You Won’t Always Go to Jail
Jails in the U.S. are incredibly overcrowded. It means even convicted felons won’t go to jail since there’s no space for them. Even if you did the crime, there’s a chance your lawyer can still keep you out of jail. By staying in a cell until your trial, you’re making it easy for the judge to sentence you to time in prison.
It’s Not a Nice Place
Obviously, you’d rather stay out of prison simply because it’s not a nice place. To make it even worse, those who’re awaiting trial will usually have it harder than someone who has already been sentenced.
For example, if you’re waiting for a trial you won’t be able to use the exercise yard and the various legal libraries. You also might not get the chance to work or to indulge in any of the other benefits available to inmates.

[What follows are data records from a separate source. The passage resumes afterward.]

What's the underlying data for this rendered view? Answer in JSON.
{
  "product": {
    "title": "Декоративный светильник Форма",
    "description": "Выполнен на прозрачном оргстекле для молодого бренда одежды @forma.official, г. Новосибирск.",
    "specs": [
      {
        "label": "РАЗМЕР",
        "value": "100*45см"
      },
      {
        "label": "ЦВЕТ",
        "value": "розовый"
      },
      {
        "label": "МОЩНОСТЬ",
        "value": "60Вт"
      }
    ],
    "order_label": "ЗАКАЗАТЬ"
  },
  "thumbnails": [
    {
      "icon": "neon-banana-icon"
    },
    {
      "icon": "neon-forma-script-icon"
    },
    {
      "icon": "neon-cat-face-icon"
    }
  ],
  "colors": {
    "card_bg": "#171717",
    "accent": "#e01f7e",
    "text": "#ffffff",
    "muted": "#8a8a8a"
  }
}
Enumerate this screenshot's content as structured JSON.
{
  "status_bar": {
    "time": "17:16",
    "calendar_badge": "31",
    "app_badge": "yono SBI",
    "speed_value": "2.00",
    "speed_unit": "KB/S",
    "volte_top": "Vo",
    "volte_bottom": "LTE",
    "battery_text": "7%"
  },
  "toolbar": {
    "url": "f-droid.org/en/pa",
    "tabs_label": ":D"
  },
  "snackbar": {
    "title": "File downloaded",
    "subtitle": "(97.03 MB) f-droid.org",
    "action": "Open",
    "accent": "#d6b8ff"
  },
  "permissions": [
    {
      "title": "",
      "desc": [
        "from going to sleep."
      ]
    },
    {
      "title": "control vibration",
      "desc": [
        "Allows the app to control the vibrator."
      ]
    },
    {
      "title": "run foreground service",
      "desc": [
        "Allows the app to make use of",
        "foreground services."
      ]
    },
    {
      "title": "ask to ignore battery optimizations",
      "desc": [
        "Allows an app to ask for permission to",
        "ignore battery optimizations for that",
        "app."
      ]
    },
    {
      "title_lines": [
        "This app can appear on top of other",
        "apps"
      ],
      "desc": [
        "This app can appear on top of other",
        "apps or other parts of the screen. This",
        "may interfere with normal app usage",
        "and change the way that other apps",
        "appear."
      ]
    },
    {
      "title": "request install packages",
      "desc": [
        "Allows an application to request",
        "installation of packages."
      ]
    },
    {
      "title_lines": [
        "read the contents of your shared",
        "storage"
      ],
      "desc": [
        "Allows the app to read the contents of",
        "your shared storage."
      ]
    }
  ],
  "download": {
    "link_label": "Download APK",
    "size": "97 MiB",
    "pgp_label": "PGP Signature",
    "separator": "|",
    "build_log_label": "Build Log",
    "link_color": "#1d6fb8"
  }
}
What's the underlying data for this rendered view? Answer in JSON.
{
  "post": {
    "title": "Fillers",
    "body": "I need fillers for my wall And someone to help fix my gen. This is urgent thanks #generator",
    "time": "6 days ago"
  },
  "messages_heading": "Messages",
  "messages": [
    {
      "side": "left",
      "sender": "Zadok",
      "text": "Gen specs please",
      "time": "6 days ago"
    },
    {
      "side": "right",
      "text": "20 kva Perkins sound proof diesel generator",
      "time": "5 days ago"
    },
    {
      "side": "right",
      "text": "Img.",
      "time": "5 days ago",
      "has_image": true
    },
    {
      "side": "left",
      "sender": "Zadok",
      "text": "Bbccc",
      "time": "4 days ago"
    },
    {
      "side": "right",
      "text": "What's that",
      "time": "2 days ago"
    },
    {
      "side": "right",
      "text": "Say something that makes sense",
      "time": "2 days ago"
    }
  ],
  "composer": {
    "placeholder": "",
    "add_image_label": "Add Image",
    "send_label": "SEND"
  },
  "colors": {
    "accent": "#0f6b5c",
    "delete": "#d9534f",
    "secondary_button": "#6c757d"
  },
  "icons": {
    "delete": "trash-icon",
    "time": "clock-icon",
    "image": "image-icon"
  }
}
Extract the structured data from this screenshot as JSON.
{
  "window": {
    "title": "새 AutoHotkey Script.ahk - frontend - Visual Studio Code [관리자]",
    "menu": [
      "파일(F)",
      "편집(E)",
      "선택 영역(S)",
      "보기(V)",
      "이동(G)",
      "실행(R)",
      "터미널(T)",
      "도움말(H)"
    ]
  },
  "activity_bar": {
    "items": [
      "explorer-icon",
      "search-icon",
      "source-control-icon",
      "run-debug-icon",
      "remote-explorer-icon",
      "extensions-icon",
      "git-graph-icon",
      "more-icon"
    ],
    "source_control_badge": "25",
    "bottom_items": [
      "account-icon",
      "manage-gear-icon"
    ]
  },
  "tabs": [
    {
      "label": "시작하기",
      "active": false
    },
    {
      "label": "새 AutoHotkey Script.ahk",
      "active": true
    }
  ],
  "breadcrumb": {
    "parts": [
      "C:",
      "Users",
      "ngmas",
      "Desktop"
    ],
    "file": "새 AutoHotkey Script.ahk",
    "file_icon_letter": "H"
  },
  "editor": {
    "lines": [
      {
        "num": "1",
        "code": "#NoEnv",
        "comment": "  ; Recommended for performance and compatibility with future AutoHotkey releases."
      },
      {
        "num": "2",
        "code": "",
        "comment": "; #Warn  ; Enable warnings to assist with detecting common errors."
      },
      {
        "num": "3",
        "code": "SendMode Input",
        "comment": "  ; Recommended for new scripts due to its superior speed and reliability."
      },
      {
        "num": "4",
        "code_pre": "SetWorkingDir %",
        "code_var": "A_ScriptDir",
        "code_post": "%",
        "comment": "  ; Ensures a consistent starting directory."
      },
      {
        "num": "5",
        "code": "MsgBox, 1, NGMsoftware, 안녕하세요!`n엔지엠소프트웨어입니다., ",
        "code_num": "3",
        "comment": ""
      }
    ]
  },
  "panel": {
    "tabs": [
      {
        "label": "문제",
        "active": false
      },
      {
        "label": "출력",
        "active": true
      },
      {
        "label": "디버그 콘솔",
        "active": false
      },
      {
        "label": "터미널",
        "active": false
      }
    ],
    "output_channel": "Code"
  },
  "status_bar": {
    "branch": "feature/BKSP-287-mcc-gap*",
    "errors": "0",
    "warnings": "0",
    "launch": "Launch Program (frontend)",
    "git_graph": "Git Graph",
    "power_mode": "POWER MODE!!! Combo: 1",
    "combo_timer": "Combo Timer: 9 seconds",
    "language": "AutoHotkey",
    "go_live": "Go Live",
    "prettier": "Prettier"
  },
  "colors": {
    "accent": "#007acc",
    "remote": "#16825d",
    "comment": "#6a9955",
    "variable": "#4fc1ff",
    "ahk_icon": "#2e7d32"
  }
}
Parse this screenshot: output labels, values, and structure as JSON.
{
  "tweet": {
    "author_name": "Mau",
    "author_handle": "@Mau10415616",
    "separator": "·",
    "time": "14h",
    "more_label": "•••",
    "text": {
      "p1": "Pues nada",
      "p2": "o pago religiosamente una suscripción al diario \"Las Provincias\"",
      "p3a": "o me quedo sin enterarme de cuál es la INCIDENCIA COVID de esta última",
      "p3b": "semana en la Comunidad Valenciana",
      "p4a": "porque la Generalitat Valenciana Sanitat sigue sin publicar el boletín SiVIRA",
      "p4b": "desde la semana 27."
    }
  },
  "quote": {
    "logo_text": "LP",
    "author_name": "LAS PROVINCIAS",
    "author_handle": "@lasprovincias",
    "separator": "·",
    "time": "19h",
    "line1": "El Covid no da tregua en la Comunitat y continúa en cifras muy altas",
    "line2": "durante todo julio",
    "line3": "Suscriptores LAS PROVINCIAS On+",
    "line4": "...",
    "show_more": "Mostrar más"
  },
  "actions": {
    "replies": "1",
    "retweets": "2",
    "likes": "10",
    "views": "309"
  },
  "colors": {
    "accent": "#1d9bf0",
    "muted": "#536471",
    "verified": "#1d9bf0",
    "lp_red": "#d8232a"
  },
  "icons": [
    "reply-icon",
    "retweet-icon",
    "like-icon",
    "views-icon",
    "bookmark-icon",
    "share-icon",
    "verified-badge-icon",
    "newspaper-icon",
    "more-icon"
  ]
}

You don’t have to watch your tongue while out of jail. In prison, there’s always the potential for saying the wrong thing to another inmate or a prison warden. They may decide to use this information against you for malicious purposes.
The easiest way to stop this from happening is to not put yourself in this scenario in the first place.
Prosecutors take much longer to deal with cases when the defendant is out on bail. If they’re in prison, they want to force the case through to free up a cell; due to the overcrowding issues mentioned earlier.
Furthermore, tempers are high at the start of a case. That business owner might still be furious at you for attempting to rob him. A year later, much of this anger will have subsided.
Their desire to see you locked up in jail might wane, and they might even decide not to bother pursuing the case.
Bail offers the breathing space needed for everything to calm down. You still have your freedom, and this is a bonus by itself.
As a case gets stale, your chances of escaping prison increase. Witnesses can disappear, facts can be forgotten, and prosecution cases start to get outdated. Delayed justice will always dilute a prosecution.
Going out on bail gives you the chance to pay for your crimes. You might get a letter of forgiveness from the victim, or you might join a volunteer group in an attempt to repay your debt to society. When your defense team meets the prosecution, these factors might encourage the prosecution to not go to trial and accept some sort of probation period.
Even crimes like shoplifting don’t always lead to jail time. Without bail, you don’t give yourself any chance of repaying your debt to society.
Author Bio –
The author, Veronica King, is a wonderful and a popular blogger. She writes articles on a plethora of topics and niches. She believes studying law to become a criminal defense lawyer is a good move in securing your future.